and see the same 3D features of the molecules. However, students
using ChemPad can construct these models much quicker than with a
physical model and receive interactive feedback about their 3D
intuitions which would otherwise be unavailable without a TA or a
professor available. By using the visualization assistance ChemPad
offers to solve a 3D thinking task, students develop the skills to
reach correct intuitions without assistance.
The rest of the Report On The Development of ChemPad for Teaching Organic Chemistry Students to Visualize Three-Dimensional Molecular Structures (pdf, 87k)
File segment translated from
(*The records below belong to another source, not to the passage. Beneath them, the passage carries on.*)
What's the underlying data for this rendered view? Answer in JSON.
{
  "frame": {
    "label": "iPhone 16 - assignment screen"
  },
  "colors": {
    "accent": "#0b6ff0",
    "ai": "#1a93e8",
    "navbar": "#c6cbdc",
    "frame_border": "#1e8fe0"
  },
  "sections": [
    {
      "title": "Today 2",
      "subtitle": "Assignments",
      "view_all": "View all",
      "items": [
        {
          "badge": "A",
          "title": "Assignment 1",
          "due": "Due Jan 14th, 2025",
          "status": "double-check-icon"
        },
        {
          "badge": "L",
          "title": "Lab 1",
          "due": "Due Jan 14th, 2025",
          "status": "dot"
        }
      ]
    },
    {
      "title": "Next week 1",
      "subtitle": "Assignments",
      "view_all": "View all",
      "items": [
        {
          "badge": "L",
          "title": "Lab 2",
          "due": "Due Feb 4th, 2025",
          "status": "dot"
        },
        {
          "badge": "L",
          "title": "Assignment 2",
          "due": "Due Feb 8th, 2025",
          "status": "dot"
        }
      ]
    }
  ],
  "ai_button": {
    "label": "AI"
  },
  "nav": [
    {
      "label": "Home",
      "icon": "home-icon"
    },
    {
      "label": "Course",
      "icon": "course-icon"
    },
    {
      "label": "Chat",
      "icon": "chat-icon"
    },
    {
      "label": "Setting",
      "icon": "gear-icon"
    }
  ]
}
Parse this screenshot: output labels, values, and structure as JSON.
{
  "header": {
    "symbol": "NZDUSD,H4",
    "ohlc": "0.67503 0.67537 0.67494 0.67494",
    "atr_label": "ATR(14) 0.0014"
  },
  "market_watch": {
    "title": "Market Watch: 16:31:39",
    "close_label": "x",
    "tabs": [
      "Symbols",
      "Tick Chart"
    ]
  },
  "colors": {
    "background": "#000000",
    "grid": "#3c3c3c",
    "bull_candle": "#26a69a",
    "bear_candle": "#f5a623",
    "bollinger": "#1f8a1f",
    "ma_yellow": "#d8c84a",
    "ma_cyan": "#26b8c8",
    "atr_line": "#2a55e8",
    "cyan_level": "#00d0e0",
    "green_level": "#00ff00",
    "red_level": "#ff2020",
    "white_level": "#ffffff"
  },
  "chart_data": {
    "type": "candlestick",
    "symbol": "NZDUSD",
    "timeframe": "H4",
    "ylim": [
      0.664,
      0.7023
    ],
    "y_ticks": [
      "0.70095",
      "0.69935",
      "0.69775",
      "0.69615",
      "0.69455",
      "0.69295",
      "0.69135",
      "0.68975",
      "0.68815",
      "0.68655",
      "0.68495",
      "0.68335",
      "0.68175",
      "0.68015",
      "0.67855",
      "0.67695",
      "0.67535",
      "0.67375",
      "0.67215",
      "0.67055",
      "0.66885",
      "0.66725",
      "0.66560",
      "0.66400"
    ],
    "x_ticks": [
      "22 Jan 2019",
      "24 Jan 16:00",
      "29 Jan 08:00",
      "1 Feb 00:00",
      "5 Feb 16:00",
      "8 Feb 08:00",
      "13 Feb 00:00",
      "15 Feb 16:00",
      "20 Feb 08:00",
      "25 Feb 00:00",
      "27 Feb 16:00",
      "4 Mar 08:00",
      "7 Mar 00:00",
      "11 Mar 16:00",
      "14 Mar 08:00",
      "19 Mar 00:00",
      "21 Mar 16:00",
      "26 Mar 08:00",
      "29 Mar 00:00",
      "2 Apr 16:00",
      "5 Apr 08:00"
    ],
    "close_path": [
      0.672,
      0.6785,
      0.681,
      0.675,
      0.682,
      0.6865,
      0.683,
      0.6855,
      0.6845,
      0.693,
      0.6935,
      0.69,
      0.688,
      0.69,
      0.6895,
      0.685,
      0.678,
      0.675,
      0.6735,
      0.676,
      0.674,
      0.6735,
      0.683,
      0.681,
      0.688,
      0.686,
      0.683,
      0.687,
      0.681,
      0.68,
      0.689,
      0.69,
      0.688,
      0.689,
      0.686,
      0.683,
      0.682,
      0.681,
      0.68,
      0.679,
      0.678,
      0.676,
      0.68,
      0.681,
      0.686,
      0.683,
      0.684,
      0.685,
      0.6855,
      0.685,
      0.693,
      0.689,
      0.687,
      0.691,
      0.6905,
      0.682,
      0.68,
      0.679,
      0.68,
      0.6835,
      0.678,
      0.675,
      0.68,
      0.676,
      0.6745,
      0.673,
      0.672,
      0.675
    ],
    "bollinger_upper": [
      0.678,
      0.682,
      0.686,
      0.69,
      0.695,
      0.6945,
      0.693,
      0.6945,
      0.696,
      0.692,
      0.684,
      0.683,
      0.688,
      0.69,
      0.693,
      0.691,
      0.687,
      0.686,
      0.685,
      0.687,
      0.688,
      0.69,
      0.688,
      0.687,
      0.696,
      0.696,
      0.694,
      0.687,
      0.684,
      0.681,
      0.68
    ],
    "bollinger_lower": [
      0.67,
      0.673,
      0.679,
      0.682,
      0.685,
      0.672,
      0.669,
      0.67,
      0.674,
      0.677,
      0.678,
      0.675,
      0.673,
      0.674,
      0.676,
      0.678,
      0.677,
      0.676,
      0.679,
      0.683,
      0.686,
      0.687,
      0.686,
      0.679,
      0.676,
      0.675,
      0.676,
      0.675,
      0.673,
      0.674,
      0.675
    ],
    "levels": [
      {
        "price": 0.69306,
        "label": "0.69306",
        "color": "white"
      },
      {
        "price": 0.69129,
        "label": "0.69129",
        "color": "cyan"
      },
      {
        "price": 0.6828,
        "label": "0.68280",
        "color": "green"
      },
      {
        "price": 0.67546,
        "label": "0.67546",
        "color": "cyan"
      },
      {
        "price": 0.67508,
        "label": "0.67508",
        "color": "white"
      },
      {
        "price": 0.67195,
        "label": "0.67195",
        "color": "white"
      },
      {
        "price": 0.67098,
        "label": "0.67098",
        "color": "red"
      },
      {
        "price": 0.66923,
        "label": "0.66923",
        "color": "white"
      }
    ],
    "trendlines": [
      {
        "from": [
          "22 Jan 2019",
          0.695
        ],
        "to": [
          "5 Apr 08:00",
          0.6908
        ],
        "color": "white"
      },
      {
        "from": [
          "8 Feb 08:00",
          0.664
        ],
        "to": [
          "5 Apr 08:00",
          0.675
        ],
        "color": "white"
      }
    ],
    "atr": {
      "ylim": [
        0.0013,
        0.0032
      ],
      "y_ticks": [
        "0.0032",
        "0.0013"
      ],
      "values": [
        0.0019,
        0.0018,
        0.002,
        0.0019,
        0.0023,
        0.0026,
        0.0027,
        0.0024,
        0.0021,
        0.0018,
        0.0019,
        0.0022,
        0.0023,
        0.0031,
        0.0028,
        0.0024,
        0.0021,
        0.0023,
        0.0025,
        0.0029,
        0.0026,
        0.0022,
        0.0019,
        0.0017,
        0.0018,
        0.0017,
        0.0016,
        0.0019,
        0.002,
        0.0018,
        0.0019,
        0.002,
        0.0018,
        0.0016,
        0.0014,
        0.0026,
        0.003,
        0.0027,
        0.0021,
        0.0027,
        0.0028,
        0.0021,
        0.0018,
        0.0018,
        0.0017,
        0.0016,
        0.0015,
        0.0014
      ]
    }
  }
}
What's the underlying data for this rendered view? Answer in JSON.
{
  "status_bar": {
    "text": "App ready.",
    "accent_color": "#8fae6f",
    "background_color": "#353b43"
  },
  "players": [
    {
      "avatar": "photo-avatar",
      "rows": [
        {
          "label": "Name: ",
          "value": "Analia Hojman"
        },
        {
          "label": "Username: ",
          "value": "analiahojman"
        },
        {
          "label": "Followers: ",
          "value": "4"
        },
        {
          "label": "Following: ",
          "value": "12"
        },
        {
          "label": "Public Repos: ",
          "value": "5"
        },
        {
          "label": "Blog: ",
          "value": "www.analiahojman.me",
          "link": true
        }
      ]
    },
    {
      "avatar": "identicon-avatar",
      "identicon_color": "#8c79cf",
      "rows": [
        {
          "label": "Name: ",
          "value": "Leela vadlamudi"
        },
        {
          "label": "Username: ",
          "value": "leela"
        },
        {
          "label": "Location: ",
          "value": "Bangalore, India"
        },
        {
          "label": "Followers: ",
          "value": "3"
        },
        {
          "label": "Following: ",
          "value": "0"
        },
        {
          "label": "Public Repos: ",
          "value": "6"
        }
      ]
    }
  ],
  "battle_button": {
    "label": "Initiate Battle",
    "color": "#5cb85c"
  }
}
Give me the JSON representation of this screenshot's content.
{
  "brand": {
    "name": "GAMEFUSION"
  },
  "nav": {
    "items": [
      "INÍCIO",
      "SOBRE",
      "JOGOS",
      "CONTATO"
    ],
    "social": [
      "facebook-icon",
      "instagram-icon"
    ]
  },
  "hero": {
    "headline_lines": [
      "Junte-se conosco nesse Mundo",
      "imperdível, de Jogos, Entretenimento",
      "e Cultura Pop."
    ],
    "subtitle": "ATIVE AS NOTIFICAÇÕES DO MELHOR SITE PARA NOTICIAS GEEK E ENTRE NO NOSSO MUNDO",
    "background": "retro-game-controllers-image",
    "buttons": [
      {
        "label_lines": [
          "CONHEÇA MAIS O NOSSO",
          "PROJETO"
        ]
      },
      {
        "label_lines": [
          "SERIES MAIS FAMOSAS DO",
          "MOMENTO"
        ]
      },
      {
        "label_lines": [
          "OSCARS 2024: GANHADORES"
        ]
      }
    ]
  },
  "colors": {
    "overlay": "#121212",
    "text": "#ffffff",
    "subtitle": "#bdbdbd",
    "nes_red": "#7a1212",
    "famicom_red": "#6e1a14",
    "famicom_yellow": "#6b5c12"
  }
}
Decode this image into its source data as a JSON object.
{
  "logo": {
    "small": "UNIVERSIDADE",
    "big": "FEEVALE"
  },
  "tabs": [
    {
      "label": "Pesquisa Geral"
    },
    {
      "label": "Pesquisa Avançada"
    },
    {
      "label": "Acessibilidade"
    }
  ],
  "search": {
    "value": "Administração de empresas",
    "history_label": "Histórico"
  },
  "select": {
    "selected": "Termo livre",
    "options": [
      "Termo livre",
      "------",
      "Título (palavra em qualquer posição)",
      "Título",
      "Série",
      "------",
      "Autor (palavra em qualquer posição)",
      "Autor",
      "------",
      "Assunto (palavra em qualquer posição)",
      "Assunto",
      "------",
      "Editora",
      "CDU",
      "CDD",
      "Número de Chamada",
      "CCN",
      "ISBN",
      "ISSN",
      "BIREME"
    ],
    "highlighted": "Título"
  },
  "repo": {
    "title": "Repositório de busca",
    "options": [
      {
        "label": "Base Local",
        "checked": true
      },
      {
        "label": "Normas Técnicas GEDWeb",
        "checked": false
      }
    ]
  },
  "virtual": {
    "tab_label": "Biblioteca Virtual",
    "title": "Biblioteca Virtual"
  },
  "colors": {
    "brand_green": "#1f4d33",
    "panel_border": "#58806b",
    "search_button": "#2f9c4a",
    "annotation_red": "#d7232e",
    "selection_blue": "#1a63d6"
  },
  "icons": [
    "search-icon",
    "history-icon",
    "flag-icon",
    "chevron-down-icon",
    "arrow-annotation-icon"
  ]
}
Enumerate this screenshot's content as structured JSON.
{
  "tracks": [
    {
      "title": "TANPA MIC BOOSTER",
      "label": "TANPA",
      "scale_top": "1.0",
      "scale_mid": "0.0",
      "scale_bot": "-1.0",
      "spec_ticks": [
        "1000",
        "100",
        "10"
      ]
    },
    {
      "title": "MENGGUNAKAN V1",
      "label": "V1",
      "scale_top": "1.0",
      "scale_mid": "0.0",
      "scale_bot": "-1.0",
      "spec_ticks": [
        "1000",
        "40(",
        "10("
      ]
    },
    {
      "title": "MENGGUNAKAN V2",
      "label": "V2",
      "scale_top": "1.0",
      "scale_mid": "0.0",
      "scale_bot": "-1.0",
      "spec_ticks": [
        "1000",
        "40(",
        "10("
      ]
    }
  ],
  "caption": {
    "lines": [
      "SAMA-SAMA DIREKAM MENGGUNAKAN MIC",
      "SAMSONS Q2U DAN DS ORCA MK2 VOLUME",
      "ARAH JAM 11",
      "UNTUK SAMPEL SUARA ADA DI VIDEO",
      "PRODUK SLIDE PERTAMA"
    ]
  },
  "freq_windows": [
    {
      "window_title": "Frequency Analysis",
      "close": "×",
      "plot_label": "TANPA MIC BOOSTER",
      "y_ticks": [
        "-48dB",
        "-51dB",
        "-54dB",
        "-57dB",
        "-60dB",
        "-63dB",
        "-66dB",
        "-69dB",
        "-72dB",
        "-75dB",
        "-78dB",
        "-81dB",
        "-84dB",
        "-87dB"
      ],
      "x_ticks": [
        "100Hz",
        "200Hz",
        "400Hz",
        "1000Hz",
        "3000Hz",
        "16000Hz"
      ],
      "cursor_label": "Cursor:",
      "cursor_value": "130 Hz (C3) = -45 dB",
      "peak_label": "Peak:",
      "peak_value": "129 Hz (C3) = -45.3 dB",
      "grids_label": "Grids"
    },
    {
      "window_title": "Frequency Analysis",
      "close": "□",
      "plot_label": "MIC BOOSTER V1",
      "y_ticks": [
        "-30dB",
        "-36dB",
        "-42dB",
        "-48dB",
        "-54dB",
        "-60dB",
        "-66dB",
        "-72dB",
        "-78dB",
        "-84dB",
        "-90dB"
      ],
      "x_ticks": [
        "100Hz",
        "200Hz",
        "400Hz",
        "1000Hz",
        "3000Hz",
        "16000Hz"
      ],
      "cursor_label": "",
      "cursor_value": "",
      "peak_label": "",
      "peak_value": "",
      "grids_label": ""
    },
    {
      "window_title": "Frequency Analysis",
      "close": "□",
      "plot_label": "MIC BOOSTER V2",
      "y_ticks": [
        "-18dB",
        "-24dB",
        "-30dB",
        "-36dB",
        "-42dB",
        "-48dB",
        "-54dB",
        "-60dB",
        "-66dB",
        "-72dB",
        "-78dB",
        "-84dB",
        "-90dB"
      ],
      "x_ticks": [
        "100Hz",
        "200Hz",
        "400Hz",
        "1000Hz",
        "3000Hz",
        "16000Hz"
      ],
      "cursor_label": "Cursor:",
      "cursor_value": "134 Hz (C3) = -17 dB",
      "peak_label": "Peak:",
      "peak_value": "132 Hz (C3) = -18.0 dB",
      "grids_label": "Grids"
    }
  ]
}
On 02 Jun 2005, 11:21.
Publications & Resources
Dissertation (pdf, 7.6M)
Defense Talk (Link to flash movie with option to download video)
Defense Talk Slide Deck (zip of ppt, 21.7M)
WIPTE 2007 Paper
Monograph (Amazon.com link, paper appears in this book)
Talk (ppt, 21.5M)
SIGGRAPH 2005 Poster
Abstract (pdf, 18k)
Video (mov, 10M)
Poster (ppt, 1.54M)
Master's Thesis (Department Research Comprehensive) 2005
Paper (pdf, 155k)
Talk (ppt, 565k)
2006 Video (Pedagogical Value) (wmv, 12.4M)
2008 Video (3D Model Algorithm) (divx, 31.9M)
ChemPad v3 tutorial (pdf, 875k, as of May 21, '08)
ChemPad v2 tutorial (pdf, 633k, as of Mar. 8, '05)
Publication papers are included with software install.
The ChemPad source is not publically available. However, a few components are.
MMCore, the core molecular mechanics engine in ChemPad is available for download in source form. MMCore is written in C#.
MM Core (zipped VS 2005 sln, 451k)
The Ink-Modified Molecular Mechanics (IM3) Engine, which is used to create 3D molecule models from diagrams, has its source now available. IM3Engine is written in C# and includes MMCore. A sample application is included which shows the basic input and output for giving IM3Engine a molecule diagram and getting out 3D model data.
IM3 Engine (zipped VS 2005 sln, 7.92M)
Conformation Generation Benchmark
The test data set and a distilled version of the code used to evaluate the IM3 Engine in "Interpretation of Molecule Conformations from Drawn Diagrams". Includes MMCore, IM3Engine, and the dissertation.
Benchmark (zipped VS 2005 sln, 13.7M)
Ben Shine (No longer working on ChemPad.)
Loring Holden (No longer working on ChemPad.)
Dimitar (Dimo) Bounov
Application and File Icons
Other Questions: Dana Tenneson
graphics web master